Continuing from last week, we look at some more schools in anime that would never exist in real life. We are sticking with the supernatural, but this time around we are covering a creature from Japanese folklore, the shinigami or death god, which we have covered before in series like Death Note (No. 8).
Soul Eater began as a manga by Atsushi Okubo, running between 2004 and 2013. The anime version of it ran for 51 episodes between 2008 and 2009, with a spin-off series entitled Soul Eater Not! running as a manga since 2011. A 12-part anime of this spin-off was broadcast earlier this year.
The school setting is the Death Weapon Meister Academy (DWMA) in Death City, Nevada. The principle is the “Shinigami”, also known as “Death”, although his grim reaper like appearance is more comical than the depiction we normally have in the west. The school trains students who have ability to transform into weapons, and also trains those students who use them, known as “meisters”. The goal of the meisters is to train their weapons to kill 99 evil people and one witch. This will turn their weapons into “Death Scythes” that can be used by Death himself.
The main characters in series are the rather mature meister Maka Albarn and her laid-back partner, the titular Soul Eater Evans, who in battle turns into an actual scythe. Maka’s flirtatious and divorced father Spirit is also a weapon, and Maka is obsessed with making Soul stronger than him. Other students at DWMA include the incredibly arrogant Black Star, whose female weapon Tsubaki Nakatsukasa can take on many forms; and the son of principle, Death the Kid, who is so obsessed with symmetry (despite his non-symmetrical hair) that he carries two partners, the Thompson Twins (Liz and Patty) who take on the form of a pair of pistols. Because of this, he has to do twice the work in order to train them both.
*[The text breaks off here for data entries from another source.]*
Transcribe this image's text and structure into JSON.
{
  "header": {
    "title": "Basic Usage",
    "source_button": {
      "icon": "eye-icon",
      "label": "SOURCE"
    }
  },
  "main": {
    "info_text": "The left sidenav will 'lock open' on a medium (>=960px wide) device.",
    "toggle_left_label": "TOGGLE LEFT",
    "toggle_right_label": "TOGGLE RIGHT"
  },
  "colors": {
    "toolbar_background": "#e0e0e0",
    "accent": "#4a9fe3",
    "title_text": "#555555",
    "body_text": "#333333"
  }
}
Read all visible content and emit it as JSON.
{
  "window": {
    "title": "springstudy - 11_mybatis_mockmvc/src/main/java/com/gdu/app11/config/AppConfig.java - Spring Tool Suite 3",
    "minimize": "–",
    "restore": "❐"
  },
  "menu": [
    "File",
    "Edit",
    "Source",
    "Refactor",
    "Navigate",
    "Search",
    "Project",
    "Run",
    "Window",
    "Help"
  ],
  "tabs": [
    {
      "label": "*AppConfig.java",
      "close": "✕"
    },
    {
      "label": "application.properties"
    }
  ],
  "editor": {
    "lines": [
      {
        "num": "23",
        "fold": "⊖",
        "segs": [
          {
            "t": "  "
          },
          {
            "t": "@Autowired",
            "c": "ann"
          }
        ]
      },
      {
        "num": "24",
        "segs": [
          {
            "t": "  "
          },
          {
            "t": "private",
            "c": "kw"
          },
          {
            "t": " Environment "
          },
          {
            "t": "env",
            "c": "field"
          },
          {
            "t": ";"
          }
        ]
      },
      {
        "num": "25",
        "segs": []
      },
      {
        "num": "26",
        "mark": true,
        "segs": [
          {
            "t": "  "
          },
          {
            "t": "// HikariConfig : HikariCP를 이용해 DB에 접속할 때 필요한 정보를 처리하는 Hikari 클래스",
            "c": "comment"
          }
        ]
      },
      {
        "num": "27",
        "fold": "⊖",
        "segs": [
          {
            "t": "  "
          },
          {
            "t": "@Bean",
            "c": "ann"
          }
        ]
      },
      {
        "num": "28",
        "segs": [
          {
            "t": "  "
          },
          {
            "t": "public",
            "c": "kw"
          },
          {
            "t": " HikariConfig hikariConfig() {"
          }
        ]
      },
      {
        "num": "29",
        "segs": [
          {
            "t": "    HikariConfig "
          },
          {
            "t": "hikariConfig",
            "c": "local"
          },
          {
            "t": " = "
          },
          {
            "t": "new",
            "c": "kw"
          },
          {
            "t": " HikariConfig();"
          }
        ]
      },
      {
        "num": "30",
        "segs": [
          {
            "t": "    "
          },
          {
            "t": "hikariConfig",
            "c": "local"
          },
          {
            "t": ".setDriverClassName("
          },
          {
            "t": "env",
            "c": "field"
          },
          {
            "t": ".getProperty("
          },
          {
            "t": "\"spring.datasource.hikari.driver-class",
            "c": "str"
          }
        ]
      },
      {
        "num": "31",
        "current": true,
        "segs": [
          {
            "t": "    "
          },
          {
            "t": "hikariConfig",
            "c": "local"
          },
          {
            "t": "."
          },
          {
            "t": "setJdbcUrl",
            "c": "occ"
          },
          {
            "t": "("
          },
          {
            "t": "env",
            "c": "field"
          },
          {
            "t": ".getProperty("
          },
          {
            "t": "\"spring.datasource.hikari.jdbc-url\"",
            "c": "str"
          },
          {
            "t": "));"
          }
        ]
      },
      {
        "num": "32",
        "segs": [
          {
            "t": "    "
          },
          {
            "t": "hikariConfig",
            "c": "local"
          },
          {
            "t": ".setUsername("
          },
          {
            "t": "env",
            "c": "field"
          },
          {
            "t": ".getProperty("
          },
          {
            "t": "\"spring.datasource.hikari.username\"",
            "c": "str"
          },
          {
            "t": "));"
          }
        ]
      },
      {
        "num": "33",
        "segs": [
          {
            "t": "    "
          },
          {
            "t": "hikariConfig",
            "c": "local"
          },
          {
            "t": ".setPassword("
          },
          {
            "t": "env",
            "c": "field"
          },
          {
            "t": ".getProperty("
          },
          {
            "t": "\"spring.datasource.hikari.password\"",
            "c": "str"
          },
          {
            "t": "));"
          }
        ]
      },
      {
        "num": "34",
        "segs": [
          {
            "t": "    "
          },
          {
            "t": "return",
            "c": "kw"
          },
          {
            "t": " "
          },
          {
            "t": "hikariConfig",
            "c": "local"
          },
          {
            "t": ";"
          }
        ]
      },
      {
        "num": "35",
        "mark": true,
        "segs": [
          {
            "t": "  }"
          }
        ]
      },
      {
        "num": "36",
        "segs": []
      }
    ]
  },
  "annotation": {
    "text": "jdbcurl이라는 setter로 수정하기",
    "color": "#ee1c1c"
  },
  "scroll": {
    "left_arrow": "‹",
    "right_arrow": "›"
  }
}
The school is full of various supernatural beings, including Sid Barrett, a teacher who died and then came back as zombie, as a result of which he always refers to himself in the past tense; and Franken Stein, a mad scientist in the form of a Frankenstein monster whose body and clothes are covered in stiches, plus he has a gigantic bolt in his head and a habit of dissecting just about anything and anyone.
The central story sees one witch called Medusa forcing her own timid and androgynous child Crona into DWMA for the purposes of collecting the souls of good humans in order to revive an evil god. The story sees the students trying to defeat Medusa’s plan, as well as trying to get Crona to become friendlier with others.
While this is mainly an action series, for me the main appeal for Soul Eater is the humour. This ranges from simple slapstick to more character based humour. Some of the best characters in the show are ones that have been created purely for comedy rather than action. The main one of these is the legendary Excalibur. He is more powerful than any of the other weapons, and can be controlled by anyone. However he does have some problems. Firstly, when not in his guise as a sword, he looks like a sort of albino aardvark in a top hat and ruff. Secondly, Excalibur is extremely egotistical and obnoxious. He calls everyone a fool, sings songs that will get on your nerves, and whenever someone tries to control him he orders the user to obey 1,000 different rules, which include: “Never talk to me when I’m humming to myself”, “Always walk three steps behind me”, and “Celebrate Excalibur’s birthday in grand-style” – the problem with this last one being that Excalibur’s birthday is on every day.
The action is pretty decent. You have a wide range of characters with different weapons so there is a fair amount of variety to play with. Some fans however were critical about the way the series ended, primarily because near the end the plot of the anime differs considerably to that of the original manga. Whether the rest of the manga will be adapted is not yet known.
Soul Eater is available on DVD and Blu-Ray from Manga Entertainment. Soul Eater Not! can be streamed on Animax.